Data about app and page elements

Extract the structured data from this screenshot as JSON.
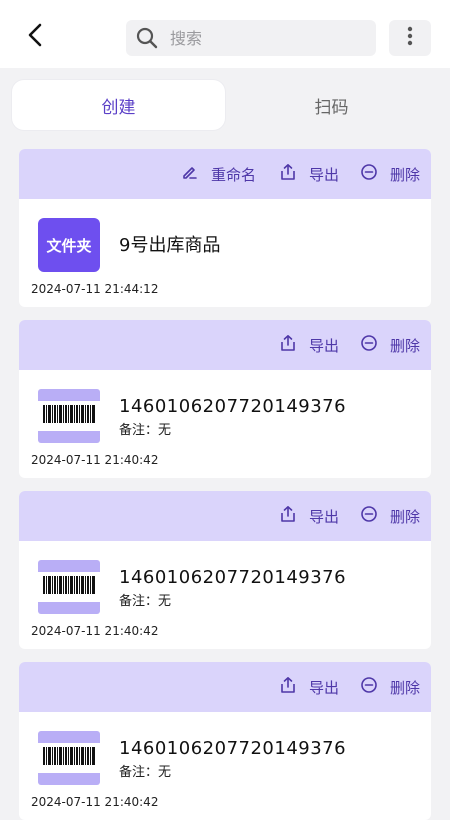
{
  "header": {
    "search_placeholder": "搜索"
  },
  "tabs": [
    {
      "label": "创建",
      "active": true
    },
    {
      "label": "扫码",
      "active": false
    }
  ],
  "actions": {
    "rename": "重命名",
    "export": "导出",
    "delete": "删除"
  },
  "colors": {
    "accent": "#5a3fc7",
    "card_header": "#dad4fb",
    "folder_thumb": "#6e4fef"
  },
  "items": [
    {
      "type": "folder",
      "thumb_label": "文件夹",
      "title": "9号出库商品",
      "time": "2024-07-11  21:44:12"
    },
    {
      "type": "barcode",
      "title": "1460106207720149376",
      "note": "备注：无",
      "time": "2024-07-11  21:40:42"
    },
    {
      "type": "barcode",
      "title": "1460106207720149376",
      "note": "备注：无",
      "time": "2024-07-11  21:40:42"
    },
    {
      "type": "barcode",
      "title": "1460106207720149376",
      "note": "备注：无",
      "time": "2024-07-11  21:40:42"
    }
  ]
}
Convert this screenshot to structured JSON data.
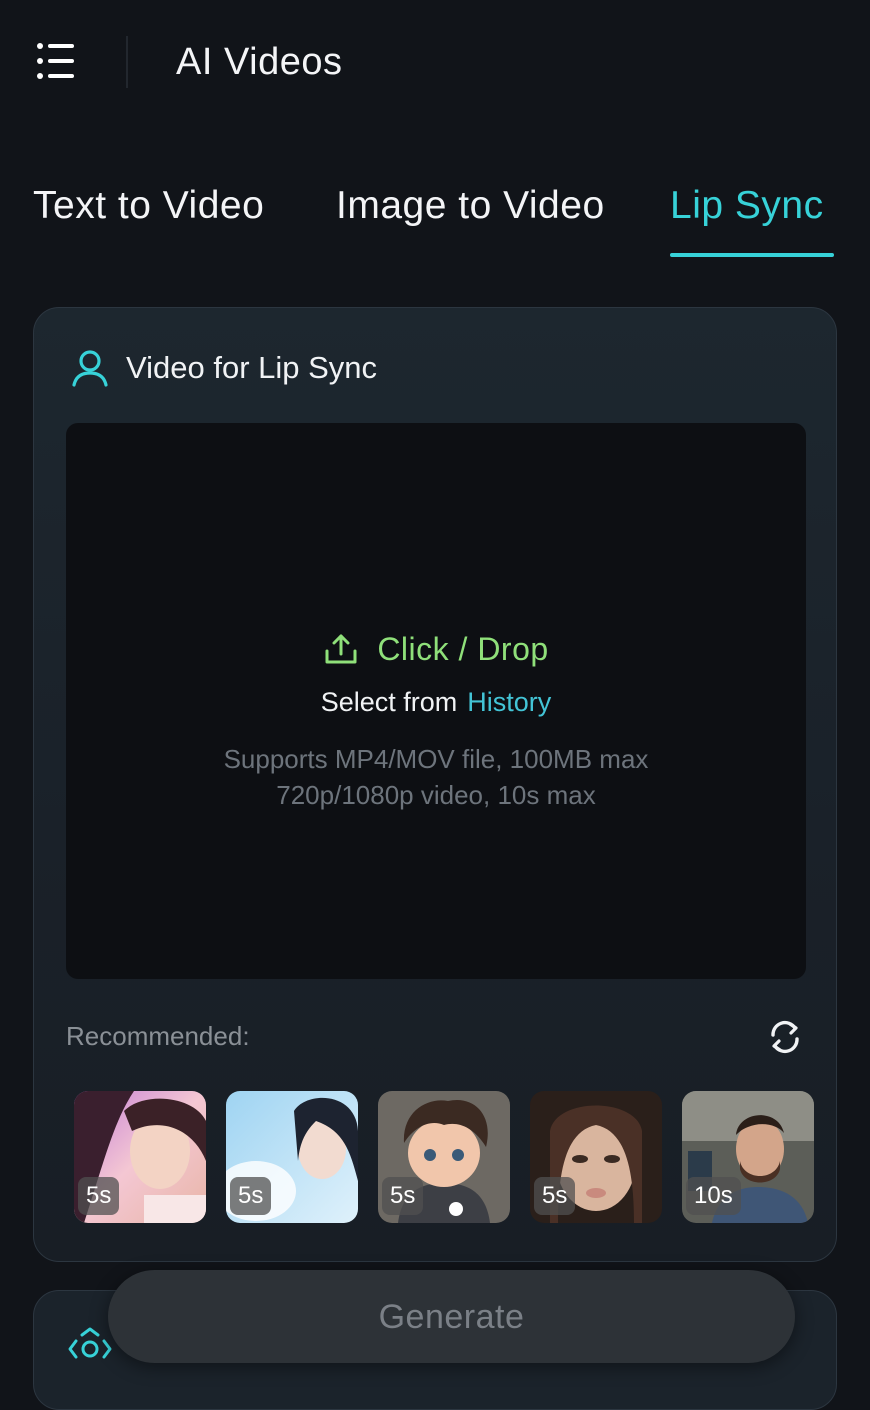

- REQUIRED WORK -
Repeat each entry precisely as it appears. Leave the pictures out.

- SOLUTION TO THE EXERCISE -
Extract the structured data from this screenshot as JSON.
{
  "header": {
    "search_placeholder": "搜索"
  },
  "tabs": [
    {
      "label": "创建",
      "active": true
    },
    {
      "label": "扫码",
      "active": false
    }
  ],
  "actions": {
    "rename": "重命名",
    "export": "导出",
    "delete": "删除"
  },
  "colors": {
    "accent": "#5a3fc7",
    "card_header": "#dad4fb",
    "folder_thumb": "#6e4fef"
  },
  "items": [
    {
      "type": "folder",
      "thumb_label": "文件夹",
      "title": "9号出库商品",
      "time": "2024-07-11  21:44:12"
    },
    {
      "type": "barcode",
      "title": "1460106207720149376",
      "note": "备注：无",
      "time": "2024-07-11  21:40:42"
    },
    {
      "type": "barcode",
      "title": "1460106207720149376",
      "note": "备注：无",
      "time": "2024-07-11  21:40:42"
    },
    {
      "type": "barcode",
      "title": "1460106207720149376",
      "note": "备注：无",
      "time": "2024-07-11  21:40:42"
    }
  ]
}
Convert this screenshot to structured JSON data.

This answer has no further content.